A second audit report also found that “EDD’s inefficient processes and lack of advanced planning led to significant delays in its payments” and the agency’s “poor planning and ineffective management left it unprepared to assist Californians unemployed by COVID-19 shutdowns.”

Further compounding the matter was the EDD’s attempt to speed up the claim process by suspending eligibility determinations for most applicants, “thereby compromising the integrity of the UI program,” the report says.

The report also discovered that Su directed the department to pay certain individuals unemployment benefits “without making key eligibility determinations and to temporarily stop collecting biweekly eligibility certifications.”

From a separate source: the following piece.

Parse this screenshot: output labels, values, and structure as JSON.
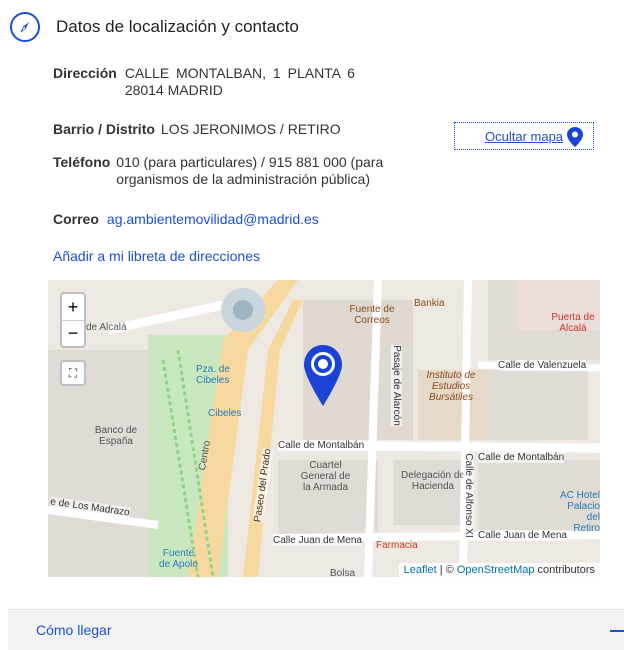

According to the auditor’s report, Su, who was appointed Deputy Secretary for the U.S. Department of Labor in July, “further directed EDD to temporarily stop collecting the certifications claimants must regularly submit that assert they remain eligible for benefits.”

While Su’s intentions were likely to expedite the benefit delivery process, these decisions “removed a barrier to fraud” and still require the department to process “delayed determinations and certifications of eligibility” with no plans to “address this impending workload,” according to the auditor’s analysis.

Since then, the EDD has signed $236 million in private contracts with consulting firms Deloitte, Accenture, Maximus, Thomson Reuters, EY and others to help with “track jobless claims, verify worker identities, analyze records for potential fraud, assist with customer service and more,” according to reporting by CalMatters. The state legislature has also twice delayed a hearing about the EDD and how it is responding to the audit and fraud due to the recall election of Gov. Gavin Newsom, CalMatters reported.

“Lorena knows that independent contractors in all 50 states pay taxes and had to show proof of income to get pandemic unemployment,” said freelancer JoBeth McDaniel. “California officials had plenty of warning that EDD’s antiquated system was ripe for fraud — yet they failed to put in basic safeguards other states had. The state’s own reports show that organized crime took advantage of these failures, to the tune of $31 billion in losses to taxpayers. Even prisoners were able to steal money — while legitimate freelancers and businesses were often frozen out. I know freelancers who never had their claims resolved. Lorena’s attempts to blame freelancers is disgusting.”

Steve Puterski contributed reporting for this article.